as weightless as the bird, watches the girls cheer
when their team tears through his words.



Amy Meckler


Jubilate Piscis

             After Christopher Smart

For I will consider my fish Becky.
For she swims through her Water Wisteria with great purpose.
For she does not care when it rains.
For she has never lived through snow.
For she rests blankly in front of the food I drop for her.
For her eyes are on the sides, so she cannot see the pellets.
For she believes in a god that drops food from above, which disappears.
For believing in something assuages her hunger.
For when I lift her in the air, she gasps.
For her drowning is the opposite of my drowning.
For she may be male, though her fins are excessive
and float like scarves, giving her a feminine appearance.
For when I am asleep she is the only thing moving.
For she considers the mandate to know herself.
For this she performs in stages.
For her tank is one-way glass and lit from above, she nods at her reflection.
Then she swims beneath the leaves to rest undisturbed in darkness.
For she has no soul to wrestle with.
Though she may not live to see snow.
For if she died it wouldn't matter.
For other fish could replace her. As I could be replaced by other gods.



Miriam O'Neal


Want

Last night, we saw the grackles rise
from the yellowwood,
their clicking all we knew of them

until they rose,
kerned the air, above the stubble hay—
curled as waves curl

back from shore across the scruff
of their own seafoam,
sibilant as silk on taffeta—

as when Odette
would rush along a swept stone path
toward a lover,

fed up with Swann's sulking, a copse
of cypresses knifing
the low red sun as autumn's smoke

shot through the weft.
So much depends on happiness.
We watched the flock

break into twos and threes, settle
in the lindens—how
their silence made them disappear.

There will be no child.



Tori Grant Wellhouse


Owl

           My grown son and I play Owl,
a game I learned from a Nordic woman
with solar eyes charged          with the Northern Lights.

           He leans down to me.               With splayed
fingers, I hold his heavy head between my palms.
I aim my forehead into his.

           His hair's too long.

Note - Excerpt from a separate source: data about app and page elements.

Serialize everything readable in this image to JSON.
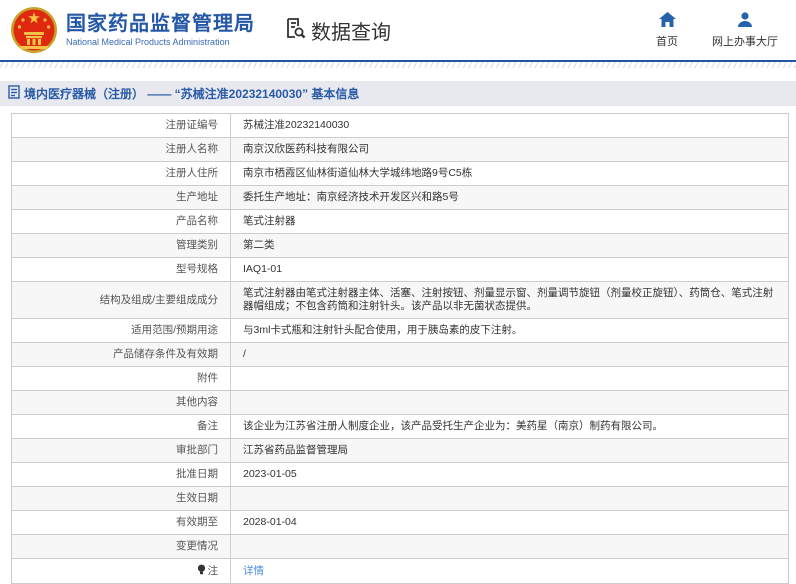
{
  "header": {
    "agency_title": "国家药品监督管理局",
    "agency_subtitle": "National Medical Products Administration",
    "section_label": "数据查询",
    "nav_home": "首页",
    "nav_hall": "网上办事大厅"
  },
  "breadcrumb": {
    "title": "境内医疗器械（注册） —— “苏械注准20232140030” 基本信息"
  },
  "detail_table": {
    "rows": [
      {
        "label": "注册证编号",
        "value": "苏械注准20232140030"
      },
      {
        "label": "注册人名称",
        "value": "南京汉欣医药科技有限公司"
      },
      {
        "label": "注册人住所",
        "value": "南京市栖霞区仙林街道仙林大学城纬地路9号C5栋"
      },
      {
        "label": "生产地址",
        "value": "委托生产地址：南京经济技术开发区兴和路5号"
      },
      {
        "label": "产品名称",
        "value": "笔式注射器"
      },
      {
        "label": "管理类别",
        "value": "第二类"
      },
      {
        "label": "型号规格",
        "value": "IAQ1-01"
      },
      {
        "label": "结构及组成/主要组成成分",
        "value": "笔式注射器由笔式注射器主体、活塞、注射按钮、剂量显示窗、剂量调节旋钮（剂量校正旋钮）、药筒仓、笔式注射器帽组成；不包含药筒和注射针头。该产品以非无菌状态提供。"
      },
      {
        "label": "适用范围/预期用途",
        "value": "与3ml卡式瓶和注射针头配合使用，用于胰岛素的皮下注射。"
      },
      {
        "label": "产品储存条件及有效期",
        "value": "/"
      },
      {
        "label": "附件",
        "value": ""
      },
      {
        "label": "其他内容",
        "value": ""
      },
      {
        "label": "备注",
        "value": "该企业为江苏省注册人制度企业，该产品受托生产企业为：美药星（南京）制药有限公司。"
      },
      {
        "label": "审批部门",
        "value": "江苏省药品监督管理局"
      },
      {
        "label": "批准日期",
        "value": "2023-01-05"
      },
      {
        "label": "生效日期",
        "value": ""
      },
      {
        "label": "有效期至",
        "value": "2028-01-04"
      },
      {
        "label": "变更情况",
        "value": ""
      },
      {
        "label": "注",
        "value": "详情",
        "link": true,
        "icon": "bulb-icon"
      }
    ]
  },
  "colors": {
    "primary_blue": "#2457a5",
    "nav_icon_blue": "#2563ad",
    "header_border": "#1d57a6",
    "breadcrumb_bg": "#e7e9ef",
    "link_blue": "#4a90e2",
    "row_alt_bg": "#f7f7f7",
    "table_border": "#cccccc"
  }
}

He hasn't
shaved. His ginger whiskers look                    like molt.
"Close your eyes," I say. I open mine wide

           as moons, pressing closer, gaining                  immeasurable fractions
until our faces are nearly conjoined,                 pupil to pupil,
mysterious centers. I wish I could push

           through his skull                    to know what he's thinking,
what he's doing, if he's using. I can remember a time when
all I saw was green.

           "Open," I say,               hopeful.
He opens his eyes into my huge orbs, his hands
large as levers resting on my shoulders.

           He belly-laughs, pleased by the attention.
The object of the game is                    to startle,
tubular-eyed proximity,              collecting ionizing light,

           information, courage,               shining it back.
"Now you," he says,               unfurling his scroll of a forehead
into my flattened facade.






Joan Crate, Jennifer Phillips, and Christopher Vaughan have won the 2020 Princemere Poetry Prize. Each was awarded $100.

Runners-up are Julia Kolchinsky Dasbach, Jessica Dionne, Gordon Johnston, Jayne Marek, Amy Meckler, Miriam O'Neal, Christopher Smith, and Tori Grant Welhouse.

(Click the tabs above to see previous winners.)

 

Listed at Duotrope

 

 

 

Out of the quarrel with others we make rhetoric; out of the quarrel with ourselves we make poetry.
- W.B. Yeats